§ **What is needed**:
Whenever a line in the records below holds the string "side", copy it out.

BEGIN Data records

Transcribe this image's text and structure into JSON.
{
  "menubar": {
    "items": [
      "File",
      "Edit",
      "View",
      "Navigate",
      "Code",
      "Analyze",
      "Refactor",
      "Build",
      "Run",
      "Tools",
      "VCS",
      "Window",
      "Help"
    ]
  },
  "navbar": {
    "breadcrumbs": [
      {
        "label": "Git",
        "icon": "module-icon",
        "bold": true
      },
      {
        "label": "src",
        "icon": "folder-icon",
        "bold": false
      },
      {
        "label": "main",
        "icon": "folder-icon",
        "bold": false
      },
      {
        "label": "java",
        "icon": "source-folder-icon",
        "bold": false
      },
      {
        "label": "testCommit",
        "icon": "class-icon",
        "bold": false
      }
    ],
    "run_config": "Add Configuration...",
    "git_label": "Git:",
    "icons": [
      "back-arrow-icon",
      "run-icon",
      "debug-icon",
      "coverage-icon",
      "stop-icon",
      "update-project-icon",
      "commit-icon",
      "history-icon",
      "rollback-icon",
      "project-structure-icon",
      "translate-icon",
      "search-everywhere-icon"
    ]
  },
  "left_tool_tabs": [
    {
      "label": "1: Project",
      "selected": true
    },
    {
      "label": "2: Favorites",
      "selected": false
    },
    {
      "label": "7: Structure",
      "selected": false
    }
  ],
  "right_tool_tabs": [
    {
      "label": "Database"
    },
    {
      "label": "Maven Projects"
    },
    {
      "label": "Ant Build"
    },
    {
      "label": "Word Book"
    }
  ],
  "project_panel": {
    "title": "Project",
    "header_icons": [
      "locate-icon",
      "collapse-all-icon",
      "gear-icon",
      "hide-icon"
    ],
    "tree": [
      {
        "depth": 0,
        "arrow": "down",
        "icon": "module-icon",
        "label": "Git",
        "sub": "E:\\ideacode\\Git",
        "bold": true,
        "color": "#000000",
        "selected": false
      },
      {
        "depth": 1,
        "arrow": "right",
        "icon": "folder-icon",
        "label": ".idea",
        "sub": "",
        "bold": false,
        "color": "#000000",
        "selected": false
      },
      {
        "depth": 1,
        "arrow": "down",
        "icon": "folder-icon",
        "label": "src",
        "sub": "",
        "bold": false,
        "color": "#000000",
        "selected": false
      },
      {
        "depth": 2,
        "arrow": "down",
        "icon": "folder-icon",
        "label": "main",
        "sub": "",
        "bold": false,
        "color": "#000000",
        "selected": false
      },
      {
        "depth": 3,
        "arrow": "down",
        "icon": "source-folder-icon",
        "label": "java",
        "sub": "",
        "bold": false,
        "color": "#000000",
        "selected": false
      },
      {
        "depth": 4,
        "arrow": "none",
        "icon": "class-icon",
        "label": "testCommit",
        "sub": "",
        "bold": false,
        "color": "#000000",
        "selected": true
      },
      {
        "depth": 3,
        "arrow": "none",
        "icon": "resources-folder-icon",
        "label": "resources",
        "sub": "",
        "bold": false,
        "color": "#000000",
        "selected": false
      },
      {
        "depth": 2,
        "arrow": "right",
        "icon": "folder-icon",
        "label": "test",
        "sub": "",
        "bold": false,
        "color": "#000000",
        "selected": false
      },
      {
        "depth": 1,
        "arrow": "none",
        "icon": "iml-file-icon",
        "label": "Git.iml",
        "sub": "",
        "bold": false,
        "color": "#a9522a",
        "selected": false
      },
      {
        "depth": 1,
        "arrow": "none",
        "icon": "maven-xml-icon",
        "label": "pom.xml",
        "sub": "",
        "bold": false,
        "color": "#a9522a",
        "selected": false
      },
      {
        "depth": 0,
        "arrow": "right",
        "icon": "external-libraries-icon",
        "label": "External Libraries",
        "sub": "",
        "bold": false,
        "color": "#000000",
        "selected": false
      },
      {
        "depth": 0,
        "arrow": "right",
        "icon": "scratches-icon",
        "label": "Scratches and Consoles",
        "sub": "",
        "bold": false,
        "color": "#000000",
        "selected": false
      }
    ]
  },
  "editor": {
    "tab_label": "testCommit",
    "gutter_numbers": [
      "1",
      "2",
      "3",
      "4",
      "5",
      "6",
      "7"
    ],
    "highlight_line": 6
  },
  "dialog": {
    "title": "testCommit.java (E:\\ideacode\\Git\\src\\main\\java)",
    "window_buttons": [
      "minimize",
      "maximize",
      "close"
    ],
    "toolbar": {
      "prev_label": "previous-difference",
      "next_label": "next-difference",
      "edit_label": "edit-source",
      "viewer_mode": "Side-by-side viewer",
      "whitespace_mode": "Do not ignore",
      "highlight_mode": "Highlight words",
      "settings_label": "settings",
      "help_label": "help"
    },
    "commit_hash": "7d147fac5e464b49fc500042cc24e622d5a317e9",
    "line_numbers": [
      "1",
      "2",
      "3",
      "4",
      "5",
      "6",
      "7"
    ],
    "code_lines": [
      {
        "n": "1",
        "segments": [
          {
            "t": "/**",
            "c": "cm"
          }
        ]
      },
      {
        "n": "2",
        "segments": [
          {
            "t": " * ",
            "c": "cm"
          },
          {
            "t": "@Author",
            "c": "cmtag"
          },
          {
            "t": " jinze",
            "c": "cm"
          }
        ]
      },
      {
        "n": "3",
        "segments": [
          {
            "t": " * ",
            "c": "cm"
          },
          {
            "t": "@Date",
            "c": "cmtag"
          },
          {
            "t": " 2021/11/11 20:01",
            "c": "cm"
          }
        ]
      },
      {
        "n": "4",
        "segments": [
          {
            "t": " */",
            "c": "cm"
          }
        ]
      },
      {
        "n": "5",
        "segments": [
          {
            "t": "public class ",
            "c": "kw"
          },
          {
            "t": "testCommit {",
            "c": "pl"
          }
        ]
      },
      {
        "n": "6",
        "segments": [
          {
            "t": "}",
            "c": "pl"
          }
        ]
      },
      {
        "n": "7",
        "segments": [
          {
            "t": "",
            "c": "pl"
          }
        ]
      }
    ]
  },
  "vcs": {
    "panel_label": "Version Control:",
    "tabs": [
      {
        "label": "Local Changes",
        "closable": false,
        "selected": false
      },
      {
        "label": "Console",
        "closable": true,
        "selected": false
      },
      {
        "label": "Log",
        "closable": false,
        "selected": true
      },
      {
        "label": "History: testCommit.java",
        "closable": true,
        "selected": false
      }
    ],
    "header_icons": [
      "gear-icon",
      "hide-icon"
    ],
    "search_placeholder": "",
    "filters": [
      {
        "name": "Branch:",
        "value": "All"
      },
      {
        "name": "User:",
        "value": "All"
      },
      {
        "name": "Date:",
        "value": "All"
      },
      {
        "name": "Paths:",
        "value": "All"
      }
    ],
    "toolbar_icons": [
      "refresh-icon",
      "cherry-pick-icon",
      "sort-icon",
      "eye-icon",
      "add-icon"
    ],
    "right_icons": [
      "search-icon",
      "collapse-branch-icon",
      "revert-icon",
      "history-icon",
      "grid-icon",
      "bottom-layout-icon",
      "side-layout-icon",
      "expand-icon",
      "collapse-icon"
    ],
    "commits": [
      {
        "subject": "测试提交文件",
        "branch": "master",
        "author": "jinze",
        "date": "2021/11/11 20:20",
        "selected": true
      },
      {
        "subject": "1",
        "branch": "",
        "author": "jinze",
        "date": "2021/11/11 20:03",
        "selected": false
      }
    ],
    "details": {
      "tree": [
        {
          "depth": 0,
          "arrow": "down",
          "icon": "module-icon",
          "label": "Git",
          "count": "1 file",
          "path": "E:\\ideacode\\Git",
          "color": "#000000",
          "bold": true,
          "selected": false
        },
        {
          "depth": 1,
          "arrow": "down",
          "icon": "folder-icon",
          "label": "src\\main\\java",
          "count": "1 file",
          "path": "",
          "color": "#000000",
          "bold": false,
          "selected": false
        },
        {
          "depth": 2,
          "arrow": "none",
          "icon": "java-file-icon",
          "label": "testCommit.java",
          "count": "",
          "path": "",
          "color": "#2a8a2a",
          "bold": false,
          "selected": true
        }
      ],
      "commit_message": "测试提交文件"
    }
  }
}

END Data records

§ **Problem solution**:
      "viewer_mode": "Side-by-side viewer",
      "side-layout-icon",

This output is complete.